I wasn't in Central park very long this afternoon; still weary from a trek to the Bronx the previous day, I made a brief trip through the Ramble, and then headed out via Cedar Hill. There I met Karen Fung, who told me that Pale Male was perched on an antenna atop the building at Fifth Avenue and 79th Street.

When I got him in sight, I realized that the rising moon was visible in the late afternoon sky, and I found an angle where bird and moon were well-framed. And of course I thought about Rosemary Mosco's excellent nature comics, Bird and Moon.

Wednesday, February 5, 2014

A sunny winter afternoon at the Reservoir

The afternoon was sunny, and I took a walk through the Park. Sometimes snowstorms bring in interesting new birds, but not this time. Finches, Downy Woodpeckers, and Grackles dominated the Evodia feeders; sparrows and Juncos foraged on the ground there.

The air was still, and so the snow clung to the tree branches, a rare sight in the Park. Quite a few Cardinals were around, handsome against those snowy branches. Here and there the "Kwirr!" of a red-Bellied Woodpecker rang out.

The Reservoir was frozen over except for a small area around the fountain. At first glance, it didn't seem to hold a lot of birds, but when I counted, I found over a hundred Canada Goose, about 130 gulls, almost all Ring-Billed but for a couple of Herring Gulls and one Greater Black-Backed; sixty or so Mallards, sixteen Shovelers, four American Black Ducks, and a pair of Gadwalls.
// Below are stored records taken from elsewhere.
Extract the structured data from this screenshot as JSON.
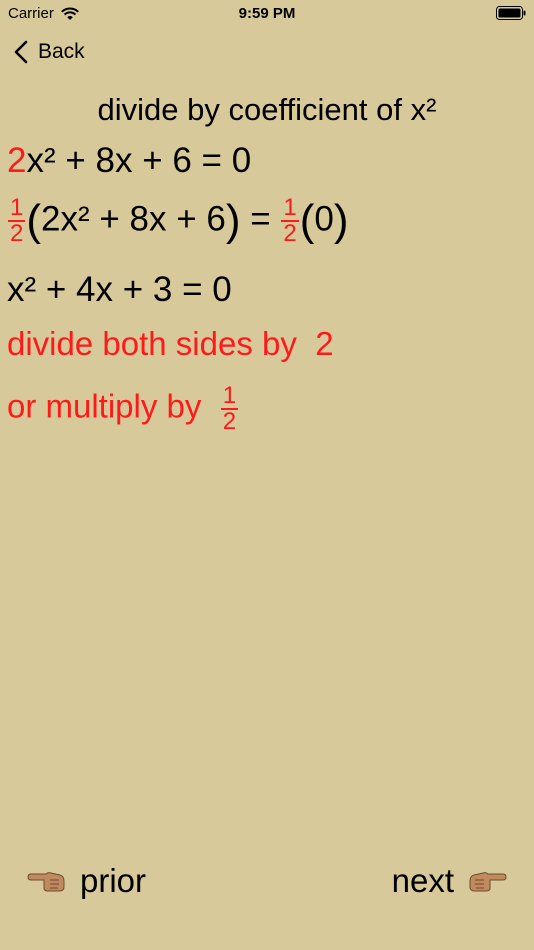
{
  "status": {
    "carrier": "Carrier",
    "time": "9:59 PM"
  },
  "nav": {
    "back_label": "Back"
  },
  "title": "divide by coefficient of x²",
  "eq1": {
    "coef": "2",
    "rest": "x² + 8x + 6 = 0"
  },
  "eq2": {
    "frac_num": "1",
    "frac_den": "2",
    "lparen": "(",
    "inner": "2x² + 8x + 6",
    "rparen": ")",
    "equals": " = ",
    "frac2_num": "1",
    "frac2_den": "2",
    "lparen2": "(",
    "inner2": "0",
    "rparen2": ")"
  },
  "eq3": "x² + 4x + 3 = 0",
  "note1": {
    "text": "divide both sides by",
    "value": "2"
  },
  "note2": {
    "text": "or multiply by",
    "frac_num": "1",
    "frac_den": "2"
  },
  "footer": {
    "prior_label": "prior",
    "next_label": "next"
  },
  "colors": {
    "background": "#d8c99a",
    "accent": "#ff1a1a"
  }
}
All was peaceful on this little island of open water in the sea of ice. Many of the Mallards and gulls were settled on the ice, but a few swam and bathed. One pair of Mallards flew up into the the fountain jets, beating their wings to hover in the spray, apparently just for the hell of it.

The Shovelers took off and hurtled northward, probably seeking better prospects at the Pool or the Meer. A small contingent of geese walked toward the edge of the Reservoir. One stood guard there while the other five foraged in the snow--for what, I couldn't tell.
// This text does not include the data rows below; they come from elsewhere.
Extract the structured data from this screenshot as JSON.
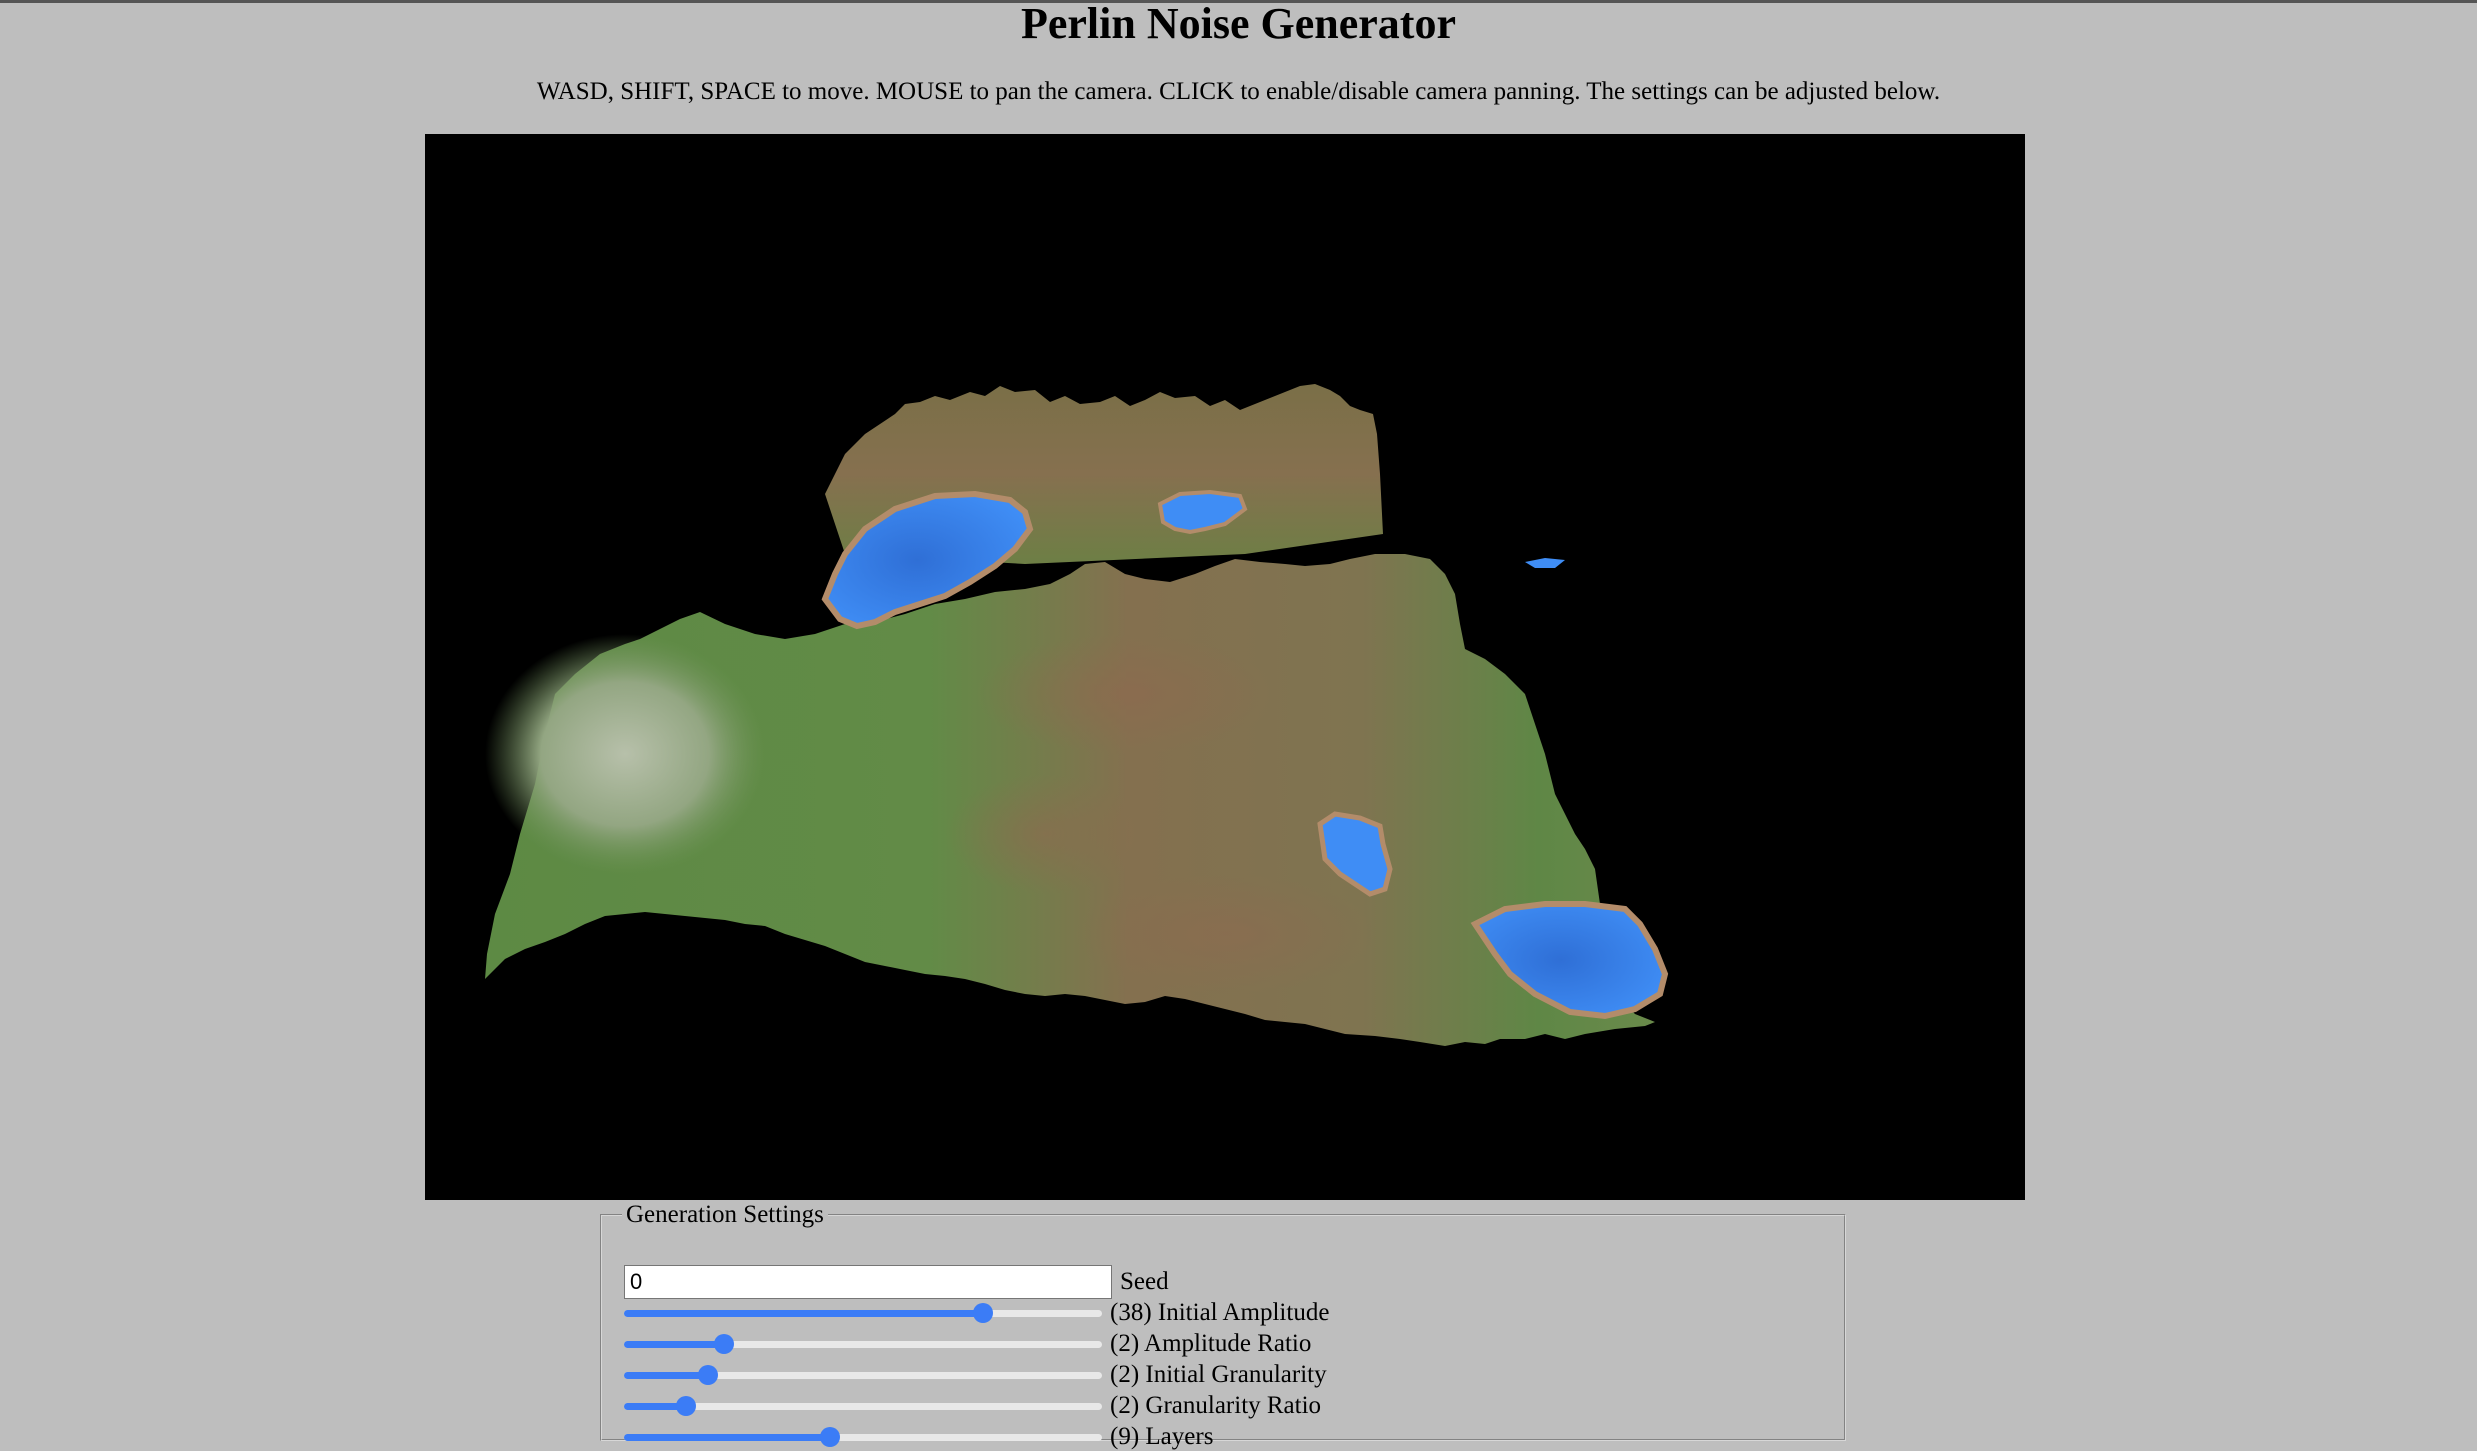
{
  "title": "Perlin Noise Generator",
  "instructions": "WASD, SHIFT, SPACE to move. MOUSE to pan the camera. CLICK to enable/disable camera panning. The settings can be adjusted below.",
  "settings": {
    "legend": "Generation Settings",
    "seed": {
      "value": "0",
      "label": "Seed"
    },
    "sliders": [
      {
        "id": "initial-amplitude",
        "label": "(38) Initial Amplitude",
        "fraction": 0.75
      },
      {
        "id": "amplitude-ratio",
        "label": "(2) Amplitude Ratio",
        "fraction": 0.21
      },
      {
        "id": "initial-granularity",
        "label": "(2) Initial Granularity",
        "fraction": 0.175
      },
      {
        "id": "granularity-ratio",
        "label": "(2) Granularity Ratio",
        "fraction": 0.13
      },
      {
        "id": "layers",
        "label": "(9) Layers",
        "fraction": 0.43
      }
    ]
  },
  "colors": {
    "page_background": "#bebebe",
    "viewport_background": "#000000",
    "slider_accent": "#3b7cf6",
    "terrain_grass": "#5f8a45",
    "terrain_dirt": "#8b6a4c",
    "terrain_water": "#3f8df5",
    "terrain_snow": "#a9b59c"
  }
}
Another snowstorm is coming in tonight, I'm told. At least the birds had this sunny afternoon to enjoy.

Sunday, February 2, 2014

Superb Owl Sunday
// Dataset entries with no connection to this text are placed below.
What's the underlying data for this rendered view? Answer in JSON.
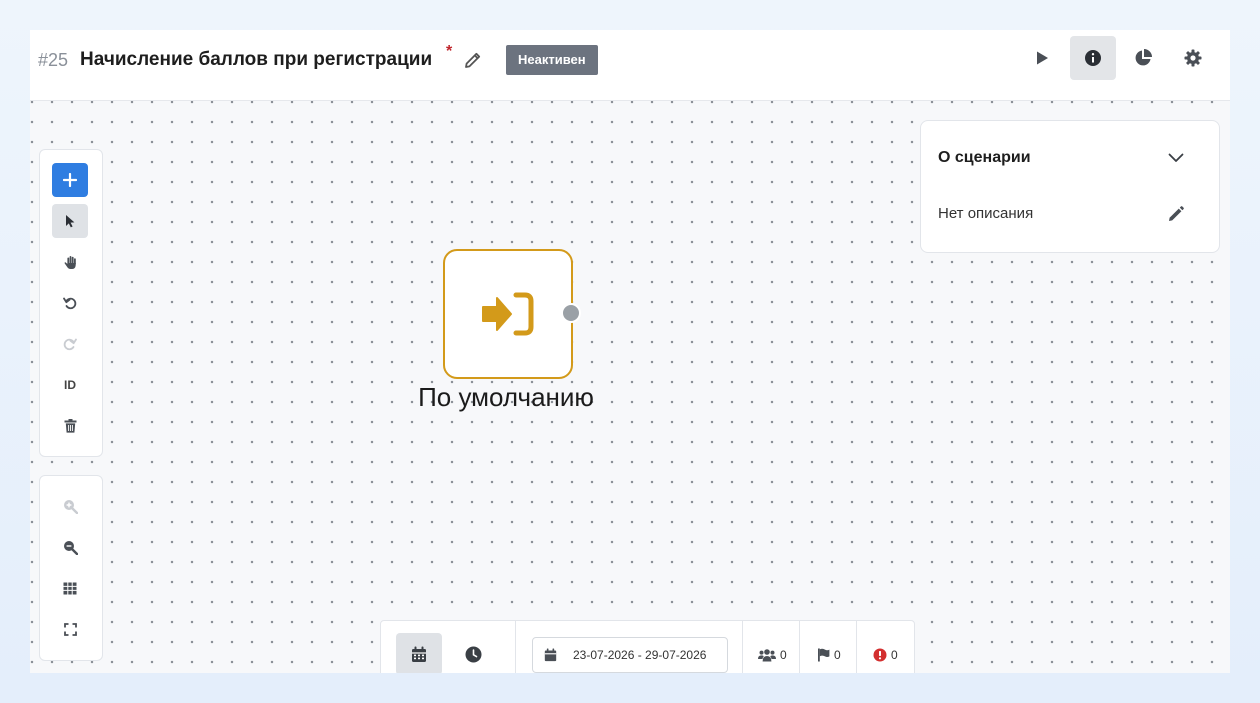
{
  "header": {
    "scenario_id": "#25",
    "title": "Начисление баллов при регистрации",
    "required_mark": "*",
    "status": "Неактивен",
    "actions": [
      {
        "name": "play-icon"
      },
      {
        "name": "info-icon",
        "active": true
      },
      {
        "name": "pie-chart-icon"
      },
      {
        "name": "gear-icon"
      }
    ]
  },
  "toolbar": {
    "add": "plus-icon",
    "select": "cursor-icon",
    "pan": "hand-icon",
    "undo": "undo-icon",
    "redo": "redo-icon",
    "id_label": "ID",
    "delete": "trash-icon"
  },
  "zoom_toolbar": {
    "zoom_in": "zoom-in-icon",
    "zoom_out": "zoom-out-icon",
    "grid": "grid-icon",
    "fit": "fullscreen-icon"
  },
  "node": {
    "label": "По умолчанию",
    "icon": "sign-in-icon",
    "accent": "#d39a1a"
  },
  "about_panel": {
    "title": "О сценарии",
    "description": "Нет описания"
  },
  "bottom_bar": {
    "date_range": "23-07-2026 - 29-07-2026",
    "users_count": "0",
    "goals_count": "0",
    "errors_count": "0"
  },
  "colors": {
    "primary": "#2f7de1",
    "badge": "#6c737f",
    "error": "#d32f2f",
    "required": "#c0262d"
  }
}
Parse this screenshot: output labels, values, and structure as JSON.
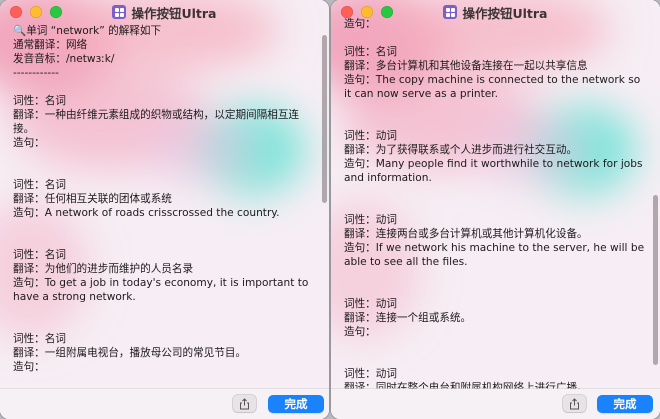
{
  "app_title": "操作按钮Ultra",
  "done_label": "完成",
  "colors": {
    "accent": "#1a82fb",
    "pink": "#f2a1b6",
    "teal": "#7ee6d6"
  },
  "icons": {
    "share": "share-icon",
    "app": "app-grid-icon"
  },
  "left_lines": [
    "🔍单词 “network” 的解释如下",
    "通常翻译：网络",
    "发音音标：/netwɜːk/",
    "------------",
    "",
    "词性：名词",
    "翻译：一种由纤维元素组成的织物或结构，以定期间隔相互连接。",
    "造句：",
    "",
    "",
    "词性：名词",
    "翻译：任何相互关联的团体或系统",
    "造句：A network of roads crisscrossed the country.",
    "",
    "",
    "词性：名词",
    "翻译：为他们的进步而维护的人员名录",
    "造句：To get a job in today's economy, it is important to have a strong network.",
    "",
    "",
    "词性：名词",
    "翻译：一组附属电视台，播放母公司的常见节目。",
    "造句："
  ],
  "right_lines": [
    "造句：",
    "",
    "词性：名词",
    "翻译：多台计算机和其他设备连接在一起以共享信息",
    "造句：The copy machine is connected to the network so it can now serve as a printer.",
    "",
    "",
    "词性：动词",
    "翻译：为了获得联系或个人进步而进行社交互动。",
    "造句：Many people find it worthwhile to network for jobs and information.",
    "",
    "",
    "词性：动词",
    "翻译：连接两台或多台计算机或其他计算机化设备。",
    "造句：If we network his machine to the server, he will be able to see all the files.",
    "",
    "",
    "词性：动词",
    "翻译：连接一个组或系统。",
    "造句：",
    "",
    "",
    "词性：动词",
    "翻译：同时在整个电台和附属机构网络上进行广播。"
  ]
}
Ed Gaillard: recent &emdash; Long-Eared Owl, Central Park
"Who dares?" (Long-Eared Owl, Central Park)

The Long-Eared Owls are still in Central Park. I was finally able to get a good view of two of them. One was peacefully asleep until a squirrel messed with his head by walking back and forth on the tree limbs behind and in front of it. Long-Eared owls have the best alert expressions.

The other one wasn't disturbed by the squirrels.

Ed Gaillard: recent &emdash; Long-Eared Owl, Central Park
Just chillin'. (Long-Eared Owl, Central Park)

Saturday, February 1, 2014

Van Cortlandt Park: Rusty Blackbirds and Tufted Titmouses

Friday, I closed out January by going to Central Park in the morning (and failing to find the Pine Siskin reported the previous day) and then up to the Bronx for a stroll through the southwest part of Van Cortlandt Park before visiting my aunts.

The highlight was a flock of 35 to 40 Rusty Blackbirds, foraging on the grass between the marsh area north of the soccer field and the nature center at the south end of the Parade Ground. It was a lovely sight. I've never seen so many Rustys at once.

Just east of the Parade Ground, I saw a few Tufted Titmouses (Titmice? Titmousim?), my first of the year and in fact my first since last Spring. Charming as always.

Pointer to a brief history of field guides

Megan Gavin on twitter pointed out a post by Laura Erickson about the history of field guides. Very interesting, check it out.